It’s been more than 50 years since American sprinters Tommie Smith and John Carlos won gold and bronze medals in the 200m at the 1968 Olympics in Mexico City. On the podium after the race, the two Black men stood with their heads bowed and fists gloved and raised to peacefully protest racial inequality back home. The third man on that podium was silver medallist Peter Norman of Australia, and although he is often forgotten or overlooked, he took a stand that day in Mexico City, too, silently supporting his fellow medallists.
Norman had the run of his life in the Olympic final, posting a 20.06-second 200m — a time that still stands as an Australian record to this day — to win the silver medal behind Smith, who set a world record of 19.83 to capture the gold.
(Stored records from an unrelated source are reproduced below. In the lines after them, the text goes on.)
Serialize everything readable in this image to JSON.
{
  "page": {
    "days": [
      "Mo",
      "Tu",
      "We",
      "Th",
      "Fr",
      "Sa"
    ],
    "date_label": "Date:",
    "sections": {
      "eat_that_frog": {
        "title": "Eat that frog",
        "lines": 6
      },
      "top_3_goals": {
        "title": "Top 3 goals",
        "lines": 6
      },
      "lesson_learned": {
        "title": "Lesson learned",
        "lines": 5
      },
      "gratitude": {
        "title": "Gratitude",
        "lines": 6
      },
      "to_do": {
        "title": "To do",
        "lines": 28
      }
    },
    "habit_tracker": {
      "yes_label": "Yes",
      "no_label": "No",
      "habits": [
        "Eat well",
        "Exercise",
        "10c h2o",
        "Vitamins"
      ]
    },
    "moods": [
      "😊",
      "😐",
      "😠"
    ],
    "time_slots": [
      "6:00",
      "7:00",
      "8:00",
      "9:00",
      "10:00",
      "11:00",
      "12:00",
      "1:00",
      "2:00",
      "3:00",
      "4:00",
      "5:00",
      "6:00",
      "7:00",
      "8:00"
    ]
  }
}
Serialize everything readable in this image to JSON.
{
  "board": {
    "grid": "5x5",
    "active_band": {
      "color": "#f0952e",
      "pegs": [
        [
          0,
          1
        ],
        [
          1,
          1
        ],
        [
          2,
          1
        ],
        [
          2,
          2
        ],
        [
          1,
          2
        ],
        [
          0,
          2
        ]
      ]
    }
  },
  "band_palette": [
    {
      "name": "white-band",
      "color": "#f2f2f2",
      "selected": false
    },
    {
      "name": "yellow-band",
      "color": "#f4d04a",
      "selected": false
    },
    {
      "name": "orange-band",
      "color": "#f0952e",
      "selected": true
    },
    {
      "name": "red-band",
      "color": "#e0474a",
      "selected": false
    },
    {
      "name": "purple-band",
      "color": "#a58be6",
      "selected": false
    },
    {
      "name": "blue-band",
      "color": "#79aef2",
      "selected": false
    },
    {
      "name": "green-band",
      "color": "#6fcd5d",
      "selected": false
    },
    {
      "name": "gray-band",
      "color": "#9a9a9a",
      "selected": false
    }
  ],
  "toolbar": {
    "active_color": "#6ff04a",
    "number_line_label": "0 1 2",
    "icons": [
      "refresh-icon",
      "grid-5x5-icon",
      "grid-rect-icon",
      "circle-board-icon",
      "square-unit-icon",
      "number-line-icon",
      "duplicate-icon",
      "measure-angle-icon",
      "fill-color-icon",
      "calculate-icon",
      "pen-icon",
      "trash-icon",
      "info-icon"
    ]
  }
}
Ahead of the medal ceremony, Carlos and Smith explained their podium plans to Norman.
“We knew that what we were going to do was far greater than any athletic feat, and [Norman] said, ‘I’ll stand with you,’” Carlos recalled, as reported by The Wire. “I expected to see fear in Norman’s eyes, but instead we saw love.” The two American athletes had decided to mount the podium with only socks on their feet to symbolize the poverty that plagued Black communities across the U.S., and they wore black gloves (one each, which Norman suggested they do) on the hands they planned to raise during the national anthem. Finally, they had badges from the Olympic Project for Human Rights, which was a group of athletes supporting the fight for equality. Norman wore a badge as well.
Today I learned…
The white man in this photo was Peter Norman from Australia who finished 2nd the 1968 200m final. Norman stood in solidarity with the American Black athletes. It was Norman who suggested, when discovered they only had 1 pair of gloves, to each wear one. (cont) pic.twitter.com/XjYOM8xe9D
— Ciarán the Masked Shadow Sorcerer (@notagain127) June 13, 2020
Years later, Norman spoke about their time on the podium, saying he “couldn’t see what was happening, [but] I had known they had gone through with their plans when a voice in the crowd sang the American anthem but then faded to nothing. The stadium went quiet.”
Carlos, Smith and Norman never competed in another Olympics. Four years later, Norman qualified for the 1972 Games in Germany in both the 200m and 100m, but he was left off the Australian team.
In the years that followed the 1968 Olympics, Norman was publicly ostracized and vilified for standing alongside Carlos and Smith in Mexico City, and he struggled to find a steady job because of it. He was given several chances to save his own reputation by condemning Carlos and Smith for their actions on the podium, but he never did. In a 2008 documentary titled Salute (directed and produced by Norman’s nephew), he spoke about that moment in 1968.
“I couldn’t see why a black man couldn’t drink the same water from a water fountain, take the same bus or go to the same school as a white man,” he said. “There was a social injustice that I couldn’t do anything for from where I was, but I certainly hated it. It has been said that sharing my silver medal with that incident on the victory dais detracted from my performance. On the contrary. I have to confess, I was rather proud to be part of it.”
John Carlos turns 75 today. That podium moment in 1968, narrated by Serena Williams. pic.twitter.com/1hOvlgiha3
— Nick Zaccardi (@nzaccardi) June 5, 2020
It wasn’t until 2012 — six years after Norman passed away from a heart attack — when the Australian government formally apologized to the greatest sprinter in the country’s history, acknowledging the “bravery of Peter Norman in donning an Olympic Project for Human Rights badge on the podium in solidarity with African-American athletes Tommie Smith and John Carlos.”
Carlos, Smith and Norman remained friends for the rest of Norman’s life, and when he passed away, the two Americans were pallbearers at his funeral.